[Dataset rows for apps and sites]
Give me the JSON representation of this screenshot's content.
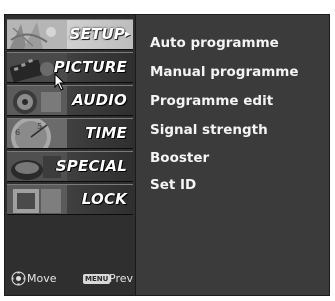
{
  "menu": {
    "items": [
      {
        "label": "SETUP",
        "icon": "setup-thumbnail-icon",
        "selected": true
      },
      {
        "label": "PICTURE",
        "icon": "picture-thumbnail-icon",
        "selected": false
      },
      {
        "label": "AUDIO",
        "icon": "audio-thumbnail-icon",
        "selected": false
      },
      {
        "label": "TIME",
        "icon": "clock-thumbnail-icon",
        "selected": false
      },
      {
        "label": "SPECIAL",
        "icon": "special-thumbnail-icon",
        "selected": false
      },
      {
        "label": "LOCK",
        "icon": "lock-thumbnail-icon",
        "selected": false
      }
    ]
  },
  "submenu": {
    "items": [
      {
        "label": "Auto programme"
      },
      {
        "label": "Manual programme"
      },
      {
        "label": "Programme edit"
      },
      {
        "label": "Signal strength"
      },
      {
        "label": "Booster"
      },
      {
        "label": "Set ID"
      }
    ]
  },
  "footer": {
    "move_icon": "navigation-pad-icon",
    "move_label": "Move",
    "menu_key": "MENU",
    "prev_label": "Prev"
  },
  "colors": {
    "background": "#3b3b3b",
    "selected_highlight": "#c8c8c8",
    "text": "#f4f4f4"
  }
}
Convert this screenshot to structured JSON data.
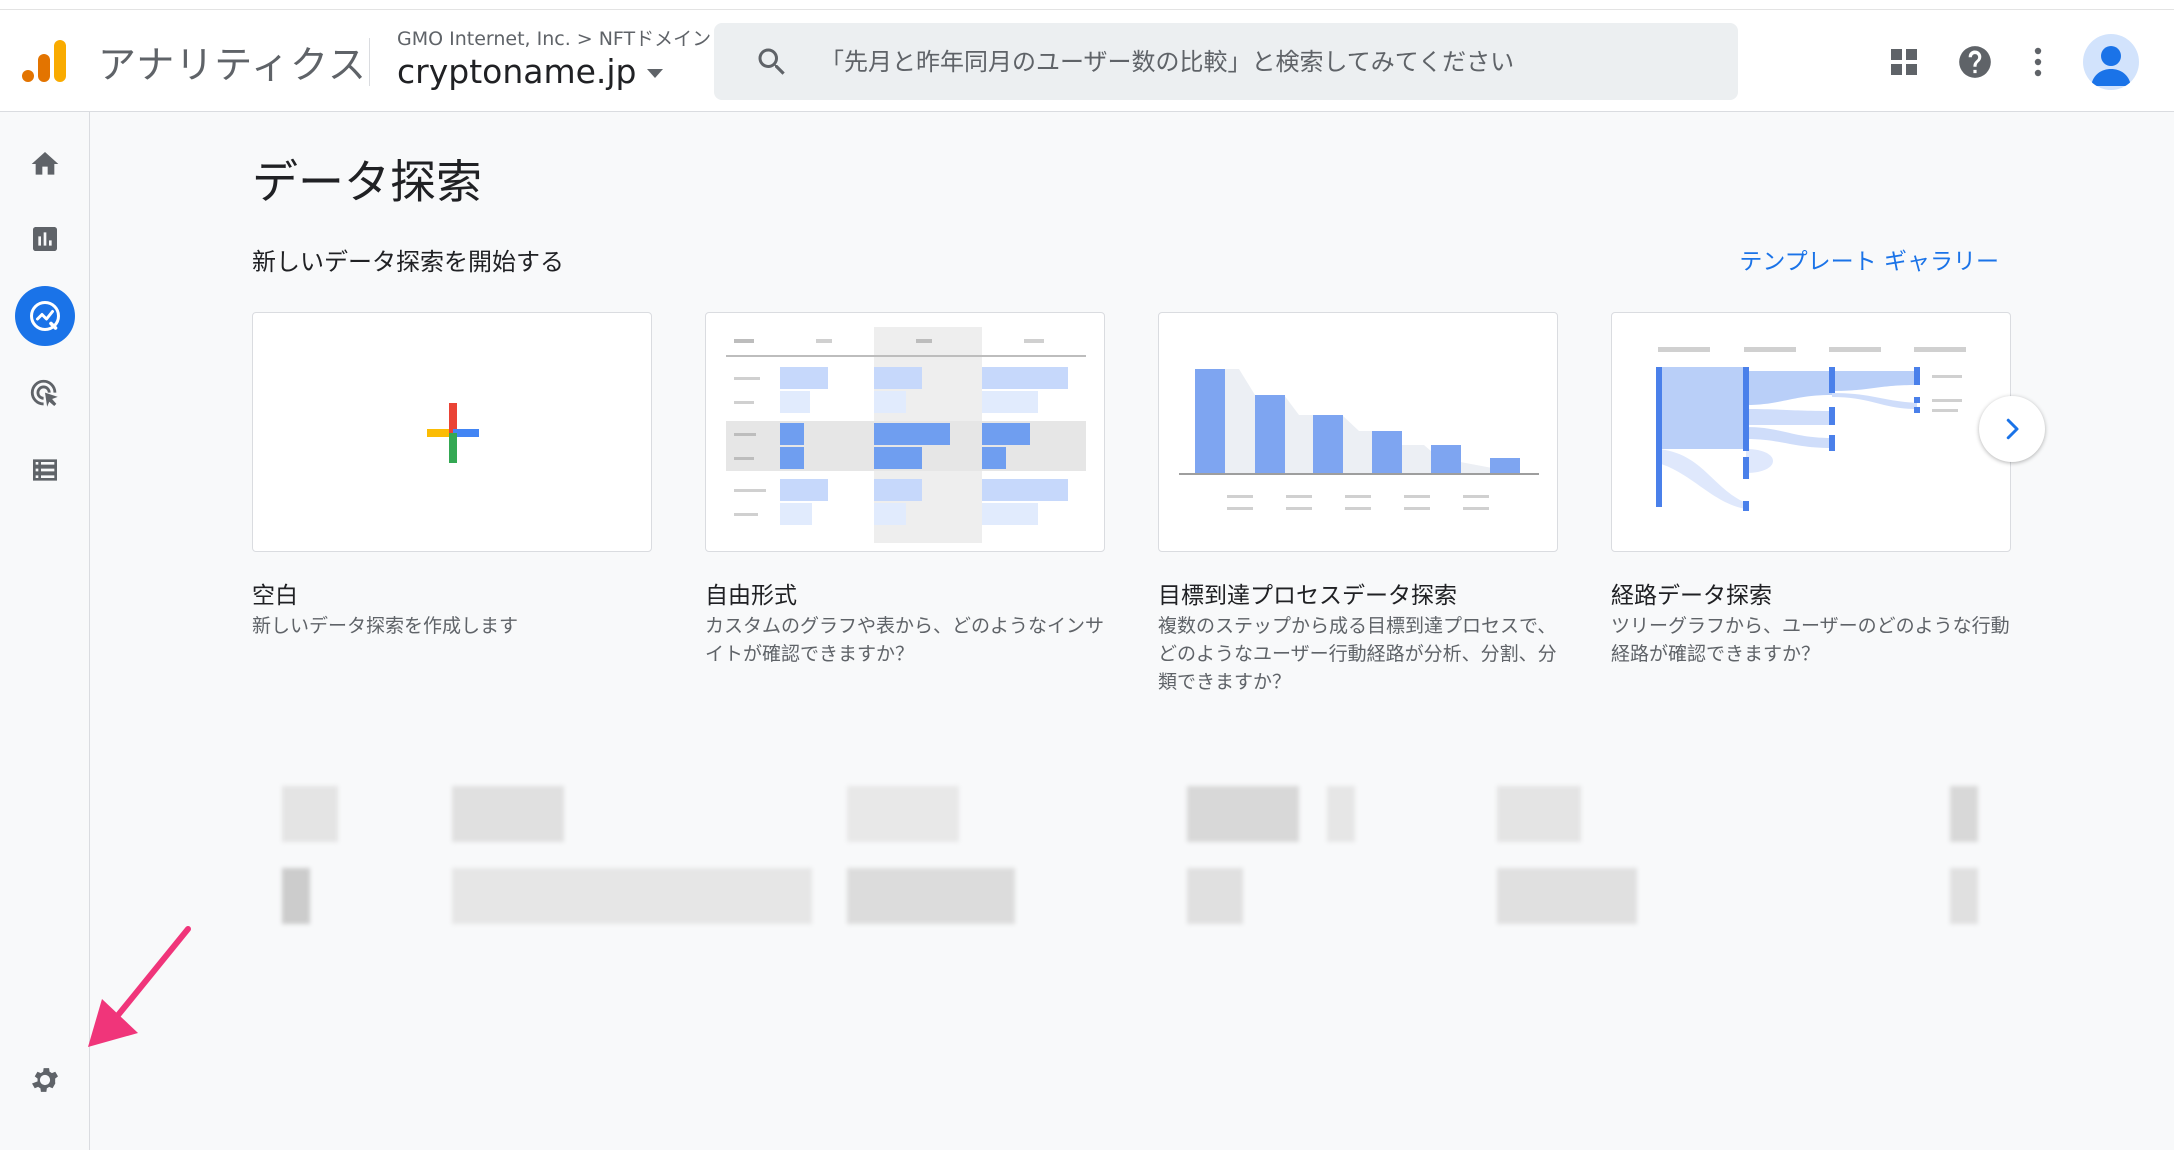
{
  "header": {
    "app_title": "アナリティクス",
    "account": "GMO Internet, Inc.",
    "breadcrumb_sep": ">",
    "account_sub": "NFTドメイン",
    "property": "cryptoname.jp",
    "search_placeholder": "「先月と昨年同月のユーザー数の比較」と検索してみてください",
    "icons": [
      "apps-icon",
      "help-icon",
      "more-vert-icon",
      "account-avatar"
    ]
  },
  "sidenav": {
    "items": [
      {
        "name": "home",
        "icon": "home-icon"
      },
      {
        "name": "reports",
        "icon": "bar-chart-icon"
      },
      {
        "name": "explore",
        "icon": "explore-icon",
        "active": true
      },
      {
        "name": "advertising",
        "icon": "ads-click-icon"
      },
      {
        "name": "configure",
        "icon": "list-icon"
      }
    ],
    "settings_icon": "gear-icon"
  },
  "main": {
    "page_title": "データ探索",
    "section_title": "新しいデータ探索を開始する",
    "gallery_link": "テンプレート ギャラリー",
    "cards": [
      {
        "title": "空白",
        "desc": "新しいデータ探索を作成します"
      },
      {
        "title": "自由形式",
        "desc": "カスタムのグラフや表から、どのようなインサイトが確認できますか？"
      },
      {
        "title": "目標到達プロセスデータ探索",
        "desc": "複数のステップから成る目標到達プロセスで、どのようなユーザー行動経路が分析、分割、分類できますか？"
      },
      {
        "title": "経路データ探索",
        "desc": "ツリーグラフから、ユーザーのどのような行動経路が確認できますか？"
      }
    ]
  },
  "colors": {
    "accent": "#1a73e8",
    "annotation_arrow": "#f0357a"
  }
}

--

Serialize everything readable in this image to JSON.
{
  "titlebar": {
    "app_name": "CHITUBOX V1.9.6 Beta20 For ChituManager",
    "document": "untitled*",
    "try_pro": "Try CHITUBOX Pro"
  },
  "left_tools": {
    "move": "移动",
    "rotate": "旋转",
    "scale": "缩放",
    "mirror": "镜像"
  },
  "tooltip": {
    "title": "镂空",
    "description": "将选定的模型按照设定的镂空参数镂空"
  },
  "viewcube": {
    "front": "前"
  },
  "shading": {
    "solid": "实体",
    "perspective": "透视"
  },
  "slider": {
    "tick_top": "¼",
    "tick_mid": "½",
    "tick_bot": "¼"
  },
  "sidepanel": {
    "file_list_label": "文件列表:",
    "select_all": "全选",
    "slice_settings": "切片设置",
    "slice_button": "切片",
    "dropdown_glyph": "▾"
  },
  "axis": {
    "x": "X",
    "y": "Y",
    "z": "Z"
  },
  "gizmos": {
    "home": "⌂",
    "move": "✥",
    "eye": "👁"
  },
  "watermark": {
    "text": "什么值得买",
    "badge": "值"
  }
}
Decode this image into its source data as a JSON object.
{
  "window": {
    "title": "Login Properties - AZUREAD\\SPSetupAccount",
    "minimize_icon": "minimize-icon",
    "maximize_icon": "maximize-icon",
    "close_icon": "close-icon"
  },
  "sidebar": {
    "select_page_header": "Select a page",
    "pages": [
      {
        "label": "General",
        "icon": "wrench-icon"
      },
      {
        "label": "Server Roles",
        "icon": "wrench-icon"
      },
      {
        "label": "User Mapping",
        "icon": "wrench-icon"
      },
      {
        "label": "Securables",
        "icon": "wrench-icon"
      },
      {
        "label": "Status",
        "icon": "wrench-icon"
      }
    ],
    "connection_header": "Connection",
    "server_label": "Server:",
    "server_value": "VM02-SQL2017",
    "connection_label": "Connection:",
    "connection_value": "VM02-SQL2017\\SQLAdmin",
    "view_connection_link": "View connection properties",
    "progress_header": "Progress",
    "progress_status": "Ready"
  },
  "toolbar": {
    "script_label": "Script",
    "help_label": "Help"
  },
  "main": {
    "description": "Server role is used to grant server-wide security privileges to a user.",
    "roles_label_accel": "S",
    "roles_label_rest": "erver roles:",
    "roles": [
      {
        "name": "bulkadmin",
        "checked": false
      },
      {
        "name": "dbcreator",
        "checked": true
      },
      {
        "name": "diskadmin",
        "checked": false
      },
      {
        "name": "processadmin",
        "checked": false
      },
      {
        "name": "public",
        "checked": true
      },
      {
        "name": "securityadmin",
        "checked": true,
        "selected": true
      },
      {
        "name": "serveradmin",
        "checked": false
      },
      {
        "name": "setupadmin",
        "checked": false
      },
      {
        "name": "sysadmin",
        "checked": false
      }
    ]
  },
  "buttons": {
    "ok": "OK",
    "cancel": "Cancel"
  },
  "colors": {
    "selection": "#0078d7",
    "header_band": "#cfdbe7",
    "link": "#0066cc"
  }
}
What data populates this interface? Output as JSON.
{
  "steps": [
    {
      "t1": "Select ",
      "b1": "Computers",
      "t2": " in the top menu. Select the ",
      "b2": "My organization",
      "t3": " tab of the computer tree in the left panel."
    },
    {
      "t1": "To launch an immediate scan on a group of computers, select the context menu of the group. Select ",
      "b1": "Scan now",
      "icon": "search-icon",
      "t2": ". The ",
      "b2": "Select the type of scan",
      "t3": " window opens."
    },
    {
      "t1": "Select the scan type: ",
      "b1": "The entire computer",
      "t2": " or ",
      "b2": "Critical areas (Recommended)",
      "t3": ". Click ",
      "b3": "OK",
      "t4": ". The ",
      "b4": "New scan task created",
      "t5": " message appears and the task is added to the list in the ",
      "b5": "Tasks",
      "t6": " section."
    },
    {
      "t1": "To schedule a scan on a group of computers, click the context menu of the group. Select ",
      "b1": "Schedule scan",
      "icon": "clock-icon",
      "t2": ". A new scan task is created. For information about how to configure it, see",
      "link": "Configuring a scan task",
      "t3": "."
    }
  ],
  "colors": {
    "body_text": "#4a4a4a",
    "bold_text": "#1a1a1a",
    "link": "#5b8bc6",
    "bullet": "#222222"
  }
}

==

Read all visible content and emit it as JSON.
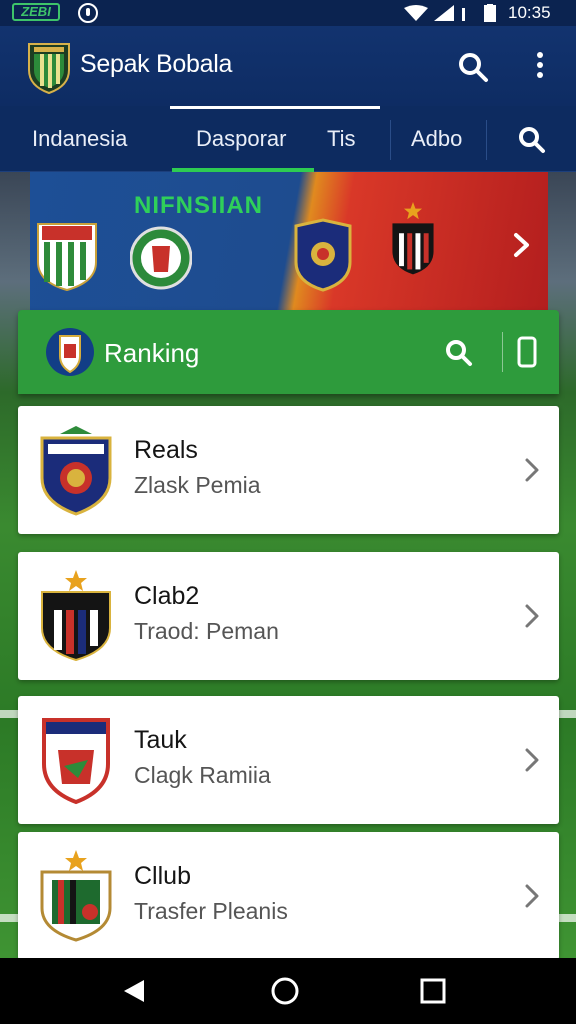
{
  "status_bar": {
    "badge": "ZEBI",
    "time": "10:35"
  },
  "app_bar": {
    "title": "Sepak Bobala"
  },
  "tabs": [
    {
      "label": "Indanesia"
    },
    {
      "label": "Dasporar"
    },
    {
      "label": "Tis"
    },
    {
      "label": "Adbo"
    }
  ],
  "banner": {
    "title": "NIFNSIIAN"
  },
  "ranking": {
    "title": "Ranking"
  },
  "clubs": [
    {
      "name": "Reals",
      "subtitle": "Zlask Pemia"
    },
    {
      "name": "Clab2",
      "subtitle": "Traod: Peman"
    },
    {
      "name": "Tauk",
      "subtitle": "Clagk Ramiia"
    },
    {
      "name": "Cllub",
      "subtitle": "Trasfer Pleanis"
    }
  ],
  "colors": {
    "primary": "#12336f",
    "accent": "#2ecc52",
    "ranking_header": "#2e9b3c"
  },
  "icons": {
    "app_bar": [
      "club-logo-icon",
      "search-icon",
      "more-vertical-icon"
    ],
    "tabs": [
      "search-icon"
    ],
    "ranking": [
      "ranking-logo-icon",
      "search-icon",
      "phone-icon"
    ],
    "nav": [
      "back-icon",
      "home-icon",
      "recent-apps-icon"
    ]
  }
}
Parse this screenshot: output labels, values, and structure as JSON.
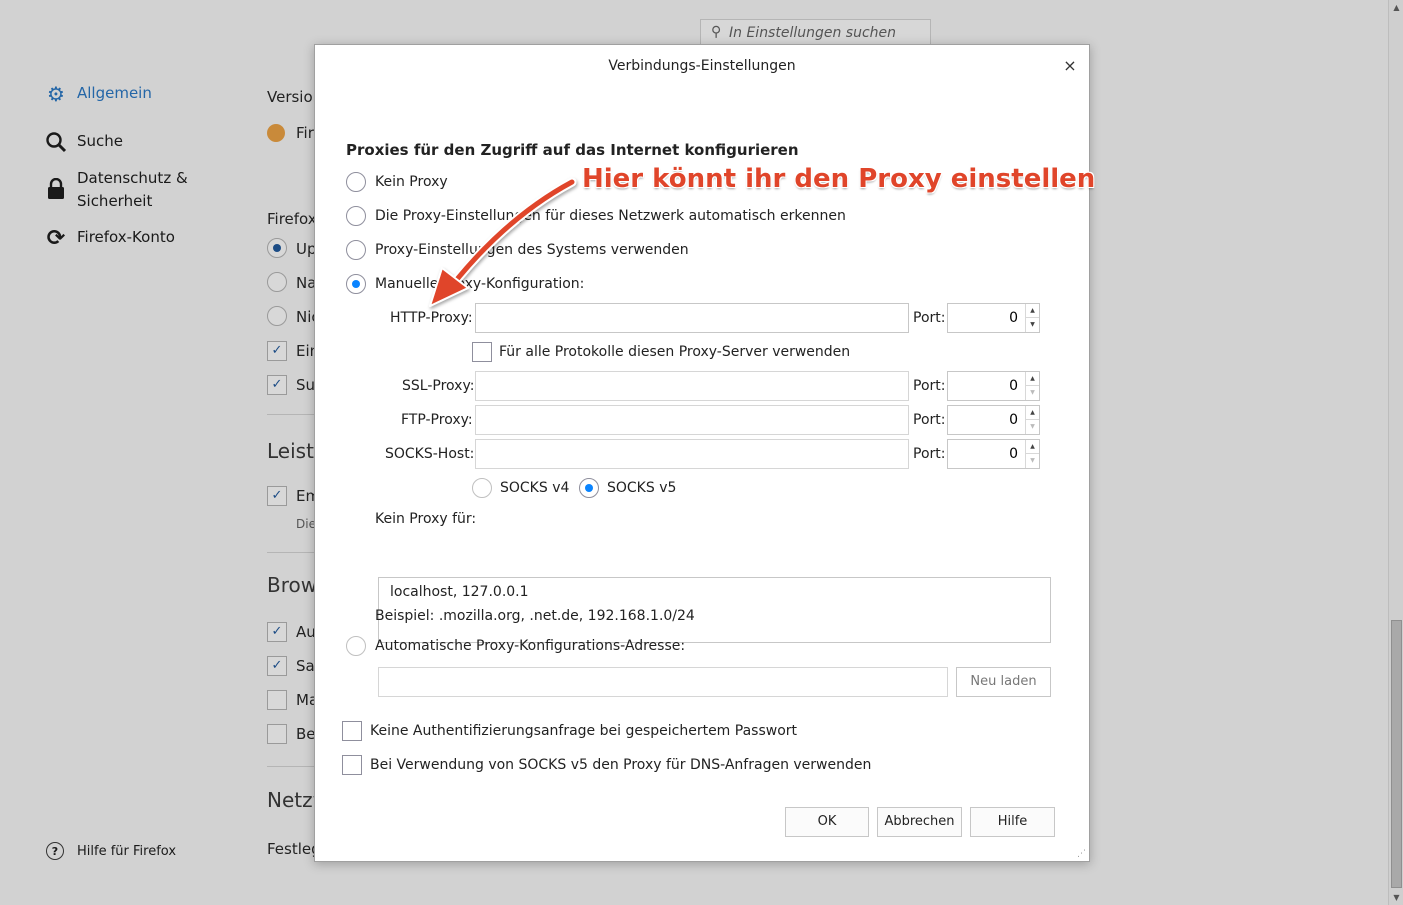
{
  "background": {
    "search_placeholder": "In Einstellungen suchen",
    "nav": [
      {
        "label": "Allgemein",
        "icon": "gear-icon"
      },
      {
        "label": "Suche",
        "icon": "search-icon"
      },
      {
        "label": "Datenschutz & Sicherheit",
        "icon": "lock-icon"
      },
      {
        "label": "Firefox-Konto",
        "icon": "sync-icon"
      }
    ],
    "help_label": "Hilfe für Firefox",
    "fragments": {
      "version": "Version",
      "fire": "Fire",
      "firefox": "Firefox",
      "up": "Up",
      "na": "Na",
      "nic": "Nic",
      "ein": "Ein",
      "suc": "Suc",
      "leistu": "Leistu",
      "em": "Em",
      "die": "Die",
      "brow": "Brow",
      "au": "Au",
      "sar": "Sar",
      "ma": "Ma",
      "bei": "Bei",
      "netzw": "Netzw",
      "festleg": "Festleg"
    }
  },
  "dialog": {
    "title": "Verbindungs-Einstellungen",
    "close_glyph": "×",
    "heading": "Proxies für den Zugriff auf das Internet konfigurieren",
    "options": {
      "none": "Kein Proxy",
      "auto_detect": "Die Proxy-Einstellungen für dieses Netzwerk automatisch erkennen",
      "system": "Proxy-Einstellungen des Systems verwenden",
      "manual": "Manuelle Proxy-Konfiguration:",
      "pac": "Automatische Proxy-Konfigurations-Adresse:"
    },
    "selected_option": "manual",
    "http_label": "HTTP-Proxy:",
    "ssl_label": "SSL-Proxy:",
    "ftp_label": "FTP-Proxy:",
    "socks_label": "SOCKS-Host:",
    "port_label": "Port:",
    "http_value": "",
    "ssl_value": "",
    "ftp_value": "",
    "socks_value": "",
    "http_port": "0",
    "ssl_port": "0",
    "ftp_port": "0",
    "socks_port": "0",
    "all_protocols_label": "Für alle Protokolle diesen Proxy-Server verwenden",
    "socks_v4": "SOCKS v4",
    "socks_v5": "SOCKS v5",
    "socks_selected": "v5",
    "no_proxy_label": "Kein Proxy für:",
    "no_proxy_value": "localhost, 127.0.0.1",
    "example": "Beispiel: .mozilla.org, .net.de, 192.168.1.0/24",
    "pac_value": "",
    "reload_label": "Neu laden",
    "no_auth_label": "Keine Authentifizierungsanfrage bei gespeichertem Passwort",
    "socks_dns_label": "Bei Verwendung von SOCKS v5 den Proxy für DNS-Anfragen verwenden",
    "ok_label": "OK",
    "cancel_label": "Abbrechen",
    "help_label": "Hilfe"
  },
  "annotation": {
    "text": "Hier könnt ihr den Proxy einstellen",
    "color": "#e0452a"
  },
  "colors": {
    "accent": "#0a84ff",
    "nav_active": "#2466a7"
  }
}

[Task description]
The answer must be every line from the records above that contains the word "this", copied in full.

[Task output]
Give me the JSON representation of this screenshot's content.
Convert this screenshot to structured JSON data.
Serialize everything readable in this image to JSON.
Decode this image into its source data as a JSON object.
What data populates this interface? Output as JSON.
Parse this screenshot: output labels, values, and structure as JSON.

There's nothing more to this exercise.